1.3.2 Section 7: Interactions between policy makers, media and citizens
This section focuses on the operation of power in relationships between political leaders, the media and citizens, based on the underlying question: who influences who?
One approach is to consider the individual investigative journalist or 'news hound' sniffing out a story, undaunted by vested interests, determined to uncover facts and to break his or her story to the public at any cost. This might be called 'the heroic journalist narrative'. Another is to argue that the ownership and system of media production is such that the news contains stories and interpretations of them that systematically favour the ruling elite, and as a result is biased against non-mainstream views and voices. This has nothing to do with the views or actions of individual journalists: the argument is rather that in a capitalist society, audience share and commercial interests determine what counts as news.
An alternative approach, based on a study of US media coverage of the Vietnam War, focuses on relationships between political elites and journalists, rather than on the media production process as a system. In this perspective, news is not determined by the relationships between elites and production processes, but rather an outcome of the struggles both within and between social groups (including political elites and journalists). It is shaped by the particular cultures and histories of those groups in different contexts.

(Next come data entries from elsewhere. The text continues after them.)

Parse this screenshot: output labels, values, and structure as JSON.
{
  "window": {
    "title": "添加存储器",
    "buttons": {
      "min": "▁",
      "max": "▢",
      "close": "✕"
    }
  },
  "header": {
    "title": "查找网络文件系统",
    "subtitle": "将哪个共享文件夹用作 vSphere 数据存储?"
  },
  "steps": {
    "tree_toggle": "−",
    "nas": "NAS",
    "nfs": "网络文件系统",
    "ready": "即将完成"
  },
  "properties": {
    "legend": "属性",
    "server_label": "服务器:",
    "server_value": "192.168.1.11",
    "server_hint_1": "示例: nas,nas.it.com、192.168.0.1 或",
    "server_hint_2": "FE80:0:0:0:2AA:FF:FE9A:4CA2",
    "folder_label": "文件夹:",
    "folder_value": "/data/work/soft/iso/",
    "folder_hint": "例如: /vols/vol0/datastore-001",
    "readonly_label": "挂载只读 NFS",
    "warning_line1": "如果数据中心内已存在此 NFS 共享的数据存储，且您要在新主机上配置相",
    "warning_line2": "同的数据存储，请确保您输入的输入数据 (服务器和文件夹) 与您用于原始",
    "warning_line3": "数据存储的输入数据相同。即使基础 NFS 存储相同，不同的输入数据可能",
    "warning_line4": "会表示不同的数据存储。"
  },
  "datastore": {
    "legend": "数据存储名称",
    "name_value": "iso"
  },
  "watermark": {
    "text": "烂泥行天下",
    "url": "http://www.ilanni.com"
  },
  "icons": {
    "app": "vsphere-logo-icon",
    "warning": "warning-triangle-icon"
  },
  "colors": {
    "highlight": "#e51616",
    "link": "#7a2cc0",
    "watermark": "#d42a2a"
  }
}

This section also explores just how much autonomy there is at the level of media culture and examines the degree of freedom that contemporary (and indeed public-corporation based) journalism can enjoy, and further explores the notion of the ‘heroic journalist’.